Hi, my name is Leilani, and I watch The Bachelor. Earnestly.

I tuned in when it first premiered, during the post-Survivor reality television explosion of 2002. And I continued watching even as the singles started skewing younger, with fewer "real" women and more Instagram stars, C-list models, college students, and ex-beauty queens.

The main reason I've kept tuning in is the sheer bizarre humanity of it all. It's not really about finding love, even though that's the show's premise. It's about competing for love, and how much a person is willing to endure to win (to claim a prize that is essentially another human being), and how seemingly normal people can turn into complete buffoons.

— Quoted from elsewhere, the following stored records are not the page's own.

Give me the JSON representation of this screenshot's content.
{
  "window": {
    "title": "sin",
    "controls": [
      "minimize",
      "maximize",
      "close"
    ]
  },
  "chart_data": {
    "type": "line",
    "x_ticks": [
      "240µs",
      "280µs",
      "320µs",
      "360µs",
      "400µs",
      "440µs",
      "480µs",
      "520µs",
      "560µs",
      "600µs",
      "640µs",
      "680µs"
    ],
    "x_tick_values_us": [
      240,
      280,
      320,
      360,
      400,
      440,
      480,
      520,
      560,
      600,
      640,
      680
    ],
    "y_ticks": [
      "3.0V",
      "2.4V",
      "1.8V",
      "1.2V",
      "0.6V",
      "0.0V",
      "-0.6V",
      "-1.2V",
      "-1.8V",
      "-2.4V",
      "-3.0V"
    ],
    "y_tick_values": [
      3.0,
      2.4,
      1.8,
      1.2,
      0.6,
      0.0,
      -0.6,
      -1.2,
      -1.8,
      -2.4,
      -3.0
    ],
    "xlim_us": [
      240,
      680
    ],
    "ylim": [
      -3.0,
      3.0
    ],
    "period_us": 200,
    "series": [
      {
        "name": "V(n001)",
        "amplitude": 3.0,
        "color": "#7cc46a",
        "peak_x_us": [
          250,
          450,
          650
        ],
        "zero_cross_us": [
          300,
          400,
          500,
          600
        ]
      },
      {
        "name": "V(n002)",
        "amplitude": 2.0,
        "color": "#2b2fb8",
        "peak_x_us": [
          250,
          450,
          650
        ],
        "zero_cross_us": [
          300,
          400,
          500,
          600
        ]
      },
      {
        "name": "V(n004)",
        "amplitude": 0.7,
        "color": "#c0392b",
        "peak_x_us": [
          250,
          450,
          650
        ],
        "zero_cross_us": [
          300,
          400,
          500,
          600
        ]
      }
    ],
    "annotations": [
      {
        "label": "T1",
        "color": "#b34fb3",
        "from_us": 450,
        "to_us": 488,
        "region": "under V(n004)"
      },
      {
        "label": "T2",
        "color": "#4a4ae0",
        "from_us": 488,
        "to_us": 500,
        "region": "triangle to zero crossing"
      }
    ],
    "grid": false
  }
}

Something about this forced situation—and the way contestants willingly toss all the normal stuff that goes with dating and falling in love out the window in favor of vying for the attention of (and a rose from) a person who is also seeing 15 to 30 other people, all while the cameras roll—has me hooked.

Sure, there are those rare authentic moments when you can tell two people are really and truly vibing on each other. But it's the drama that unfolds that makes it all fun to watch. Who's there for the "right" reasons (to find love), who's there for the wrong reasons (fame, self-promotion, free vacation), who secretly has a girlfriend or boyfriend IRL, whose buffoonery turns them into the "villain," who is so thirsty you want to give them a goddamn glass of water and a pep talk.

Bachelor Nation is one big, incestuous family, with The Bachelorette drafting its leading lady from the pool of contestants on The Bachelor, and vice versa, and all the rejects from both franchises getting the chance to "find love" again in Bachelor in Paradise. Which makes you want to keep watching, to see how these contestants fare on their second—or third, or fourth, or fifth—go-round.

There are two types of fandom: Those of us who watch for shits and giggles with our girlfriends (we follow the blogs, we know what's happening with these people after the show, we have a private Slack channel at work where we gossip about it, but we're under no illusion that it's real). And then there are those viewers who are deeply invested in it (who believe in the process, who take time to write hate mail to Jed Wyatt's family when things go south with Hannah Brown). My guess is the latter camp are women who desperately want to be on the show, but can't, or won't, or wouldn't get through vetting for whatever reason.

One thing is certain: All types of us will be on hand when The Bachelor Live on Stage lands in Seattle.

In the show's touring edition, one (TBA) eligible Bachelor is selected ahead of time from each city where the tour stops, and during the live show, he's introduced to 10 local ladies from the audience for a "chance at love." These single Seattleites will be recruited by the tour's casting director (you can fill out an application at bachelorliveonstage.com—no one is chosen unwillingly) and participate in the two-hour-and-20-minute event, during which, through a series of "games, challenges, onstage dates, and other fun 'getting to know you' scenarios," the women are whittled down through multiple rose ceremonies until the Seattle Bachelor finds the woman he's (theoretically) most compatible with. Bachelor Nation alums Becca Kufrin and Ben Higgins will serve as the hosts/matchmakers.

Who will be Seattle's Bachelor? Will the eligible ladies seem as thirsty in this unedited environment as they do on TV? I don't know, but I'm buying tickets to this shitshow now.